Follow One Rule: Never put a child to bed at nap-time or night-time with a bottle containing anything other then plain water. If they are getting enough nutrition during the day while they are awake they don't need anything extra at nap-time and night-time. If decay has already started and it is mild you may be able to controll it with precription Fluoride products. If severe it requires restoration. ...Read more
Deep Decay: It depends on how deep the decay is. If it has gotten to the nerve of the tooth the first step would be a root canal, then the tooth has to be restored. If the nerve has not been effected then it depends on what volume of the tooth is decayed, more than 55% then it will probably need a crown. ...Read more
Absolutely: There are a whole host of medical problems that can arise from allowing dental issues to go untreated. Everything from an increased risk of heart disease, difficulty controlling blood sugar levels, and of course the possibility of infection. Don't let dental problems go untreated! ...Read more
Food: Your attention to your hygiene is as important to your dental health as what you eat.. ...Read more
Then Have Filled: If you scrape or drill out decay, you have to fill the empty area. If the decay is small enough, instead it can be chemically treated and re-calcified without removing tooth structure. Decay left alone will only do more damage. ...Read more
Maybe...: Decay comes in many colors and could be gray & shiny, or brown and not shiny. If you suspect you have decay, see your dentist and get it sorted out; small fillings are easier & less costly than waiting for the tooth to hurt or fail. ...Read more
Plaque: Biofilms usually refer to bacterial accumulation in water lines. Biofilms such as bacterial plaque on teeth will cause many problems. An accumulation of bad bacteria anywhere in your body is a bad thing.

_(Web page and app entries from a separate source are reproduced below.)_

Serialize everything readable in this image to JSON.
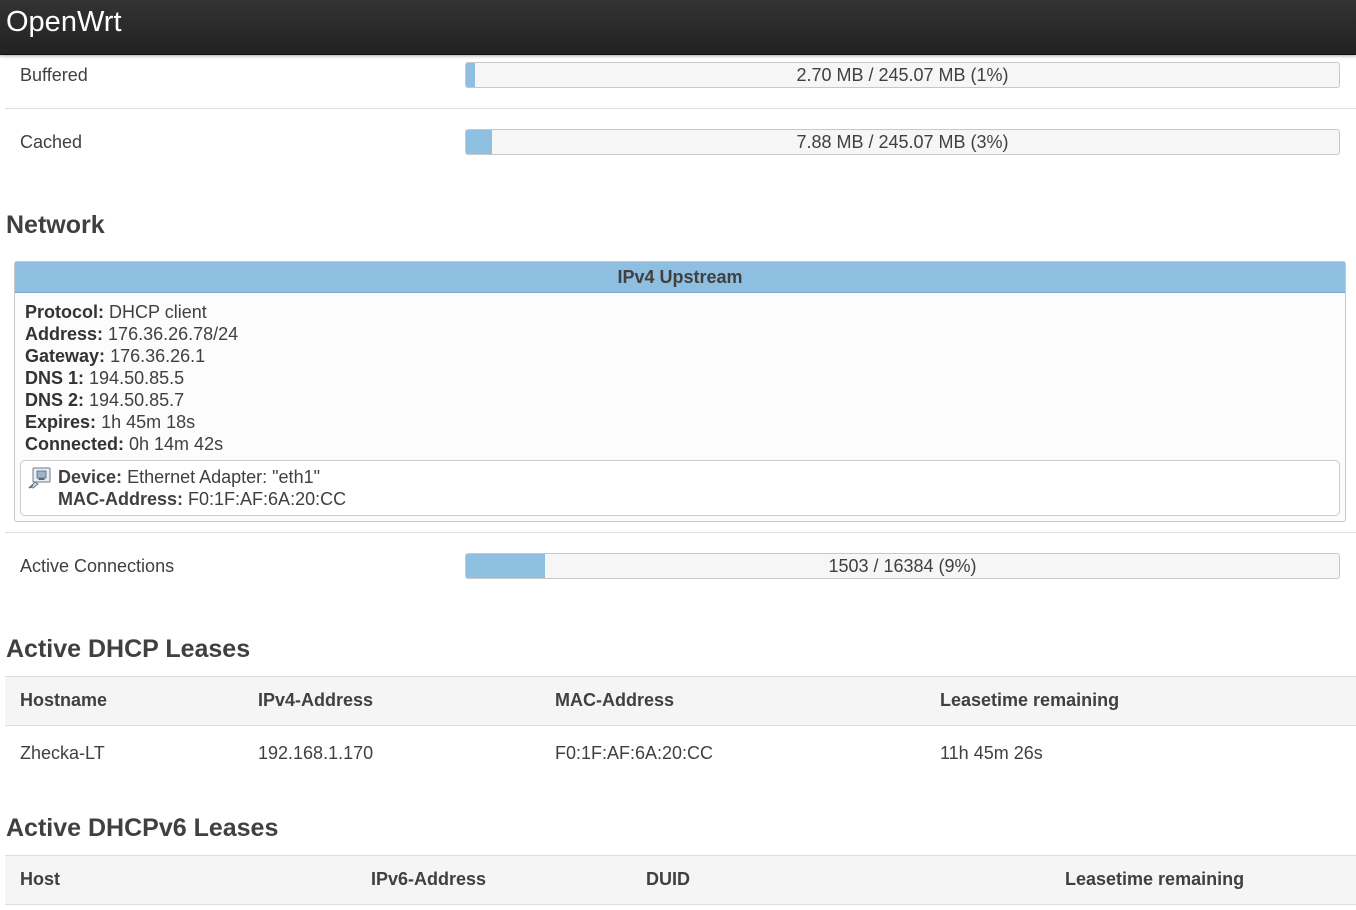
{
  "header": {
    "brand": "OpenWrt"
  },
  "memory": {
    "buffered": {
      "label": "Buffered",
      "text": "2.70 MB / 245.07 MB (1%)",
      "percent": 1
    },
    "cached": {
      "label": "Cached",
      "text": "7.88 MB / 245.07 MB (3%)",
      "percent": 3
    }
  },
  "network": {
    "title": "Network",
    "upstream": {
      "title": "IPv4 Upstream",
      "fields": [
        {
          "key": "Protocol:",
          "value": "DHCP client"
        },
        {
          "key": "Address:",
          "value": "176.36.26.78/24"
        },
        {
          "key": "Gateway:",
          "value": "176.36.26.1"
        },
        {
          "key": "DNS 1:",
          "value": "194.50.85.5"
        },
        {
          "key": "DNS 2:",
          "value": "194.50.85.7"
        },
        {
          "key": "Expires:",
          "value": "1h 45m 18s"
        },
        {
          "key": "Connected:",
          "value": "0h 14m 42s"
        }
      ],
      "device": {
        "icon": "ethernet-port-icon",
        "device_key": "Device:",
        "device_value": "Ethernet Adapter: \"eth1\"",
        "mac_key": "MAC-Address:",
        "mac_value": "F0:1F:AF:6A:20:CC"
      }
    },
    "active_connections": {
      "label": "Active Connections",
      "text": "1503 / 16384 (9%)",
      "percent": 9
    }
  },
  "dhcp": {
    "title": "Active DHCP Leases",
    "columns": [
      "Hostname",
      "IPv4-Address",
      "MAC-Address",
      "Leasetime remaining"
    ],
    "rows": [
      [
        "Zhecka-LT",
        "192.168.1.170",
        "F0:1F:AF:6A:20:CC",
        "11h 45m 26s"
      ]
    ]
  },
  "dhcpv6": {
    "title": "Active DHCPv6 Leases",
    "columns": [
      "Host",
      "IPv6-Address",
      "DUID",
      "Leasetime remaining"
    ]
  },
  "colors": {
    "topbar": "#222222",
    "progress_fill": "#8fbfe0",
    "header_band": "#8fbfe0"
  }
}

Strep mutans accumulating on your teeth allow them to secrete acids that degrade your tooth enamel and ultimately create decay. ...Read more